2005 Salt Lake City Annual Meeting (October 16–19, 2005)

Paper No. 5
Presentation Time: 1:30 PM-5:30 PM


POPE, Diana L.1, HICKEY, James C.2, POPE, John P.3 and ROHS, C. Renee3, (1)Department of Geology/Geography, Northwest Missouri State University, 800 University Drive, Maryville, MO 64468, (2)Department of Geology/Geography, Northwest Missouri State Univ, 800 University Drive, Maryville, MO 64468, (3)Geology & Geography, Northwest Missouri State Univ, 800 University Dr, Maryville, MO 64468, s221247@mail.nwmissouri.edu
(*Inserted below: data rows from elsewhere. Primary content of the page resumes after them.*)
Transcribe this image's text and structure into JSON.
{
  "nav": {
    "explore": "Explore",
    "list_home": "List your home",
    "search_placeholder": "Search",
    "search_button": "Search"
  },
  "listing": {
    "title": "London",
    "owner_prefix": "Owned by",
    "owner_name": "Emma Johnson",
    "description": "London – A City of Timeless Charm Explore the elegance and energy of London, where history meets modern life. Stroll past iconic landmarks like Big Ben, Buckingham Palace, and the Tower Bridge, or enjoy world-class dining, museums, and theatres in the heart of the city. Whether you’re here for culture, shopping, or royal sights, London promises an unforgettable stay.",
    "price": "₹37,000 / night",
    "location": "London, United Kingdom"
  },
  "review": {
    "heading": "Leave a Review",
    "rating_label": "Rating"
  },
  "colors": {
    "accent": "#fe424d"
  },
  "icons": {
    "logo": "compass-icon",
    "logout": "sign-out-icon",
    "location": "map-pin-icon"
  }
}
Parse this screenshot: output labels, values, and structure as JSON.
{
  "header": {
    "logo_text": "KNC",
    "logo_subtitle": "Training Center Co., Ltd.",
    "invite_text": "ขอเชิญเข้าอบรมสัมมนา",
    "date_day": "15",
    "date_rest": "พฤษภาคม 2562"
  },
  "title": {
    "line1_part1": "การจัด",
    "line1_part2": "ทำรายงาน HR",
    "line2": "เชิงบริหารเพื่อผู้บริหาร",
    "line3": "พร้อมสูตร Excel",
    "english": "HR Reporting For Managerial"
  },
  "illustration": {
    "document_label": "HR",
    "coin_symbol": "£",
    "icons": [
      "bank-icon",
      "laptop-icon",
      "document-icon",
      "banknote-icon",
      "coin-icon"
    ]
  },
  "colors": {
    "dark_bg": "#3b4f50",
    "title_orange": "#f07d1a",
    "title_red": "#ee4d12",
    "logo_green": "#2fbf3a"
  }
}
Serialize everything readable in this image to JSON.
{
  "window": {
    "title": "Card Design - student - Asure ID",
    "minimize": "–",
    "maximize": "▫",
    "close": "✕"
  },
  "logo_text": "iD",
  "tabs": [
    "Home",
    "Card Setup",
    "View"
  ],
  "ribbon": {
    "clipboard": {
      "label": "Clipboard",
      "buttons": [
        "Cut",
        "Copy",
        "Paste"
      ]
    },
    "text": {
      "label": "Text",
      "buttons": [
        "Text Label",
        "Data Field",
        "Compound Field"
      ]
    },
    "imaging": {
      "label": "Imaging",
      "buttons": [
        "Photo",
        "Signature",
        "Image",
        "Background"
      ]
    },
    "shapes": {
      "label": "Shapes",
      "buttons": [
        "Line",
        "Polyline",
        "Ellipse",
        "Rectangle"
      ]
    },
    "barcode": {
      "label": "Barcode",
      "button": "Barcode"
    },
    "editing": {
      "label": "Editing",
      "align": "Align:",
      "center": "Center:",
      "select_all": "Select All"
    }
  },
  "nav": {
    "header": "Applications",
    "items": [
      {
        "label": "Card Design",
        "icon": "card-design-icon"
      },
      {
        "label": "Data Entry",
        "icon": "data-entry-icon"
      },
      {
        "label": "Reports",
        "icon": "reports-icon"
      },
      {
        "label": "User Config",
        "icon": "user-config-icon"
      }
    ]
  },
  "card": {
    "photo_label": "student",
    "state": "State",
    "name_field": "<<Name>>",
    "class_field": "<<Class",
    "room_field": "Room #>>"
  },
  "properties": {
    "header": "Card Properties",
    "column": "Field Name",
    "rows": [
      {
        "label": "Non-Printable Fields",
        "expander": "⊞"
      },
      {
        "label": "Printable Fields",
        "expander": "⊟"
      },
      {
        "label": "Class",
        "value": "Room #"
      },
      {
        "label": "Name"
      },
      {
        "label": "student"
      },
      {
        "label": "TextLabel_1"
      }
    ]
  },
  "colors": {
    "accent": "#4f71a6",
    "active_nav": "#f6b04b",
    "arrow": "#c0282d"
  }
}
Arenal Volcano, Costa Rica, has continuously erupted basaltic andesites of bulk compositional uniformity over the last 35 years of its current eruption phase. These phenocryst-rich andesites contain plagioclase, clinopyroxene, orthopyroxene, spinel, titanomagnetite and may also contain olivine. Individual crystals usually have compositional zoning and mineral inclusions that represents different crystallization environments as ascending mafic magma becomes more andesitic through assimilation of country rock, fractionation and mixing. Plagioclase phenocrysts are the most common (68% abundance) and are texturally and compositionally complicated, ranging from An94 to An55. They have mottled to “flat” cores with overgrowths of oscillatory zoning that may exhibit reverse zonation. Clinopyroxene phenocrysts (8% abundance) are also compositionally complicated and show complex oscillatory zonation and inclusions. Most have Fe-rich outer rims. Orthopyroxene phenocrysts (12% abundance) show little compositional variation, but most have inclusions and some degree of oscillatory zoning. Most show Fe-rich outer rims. Olivine is rare (<1%) and occurs as orthopyroxene rimmed phenocrysts or as inclusions in clinopyroxenes. Spinel usually occurs as inclusions in clinopyroxene phenocrysts, but may occur as individual phenocrysts. Groundmass (10%) consists of residual glass, with microlites and microphenocrysts of mainly plagioclase, with lesser amounts of clinopyroxene, orthopyroxene, and titanomagnetite. Thus the individual phenocrysts reveal a very complex nature to the generation of magmas in individual eruption events that the whole-rock composition does not.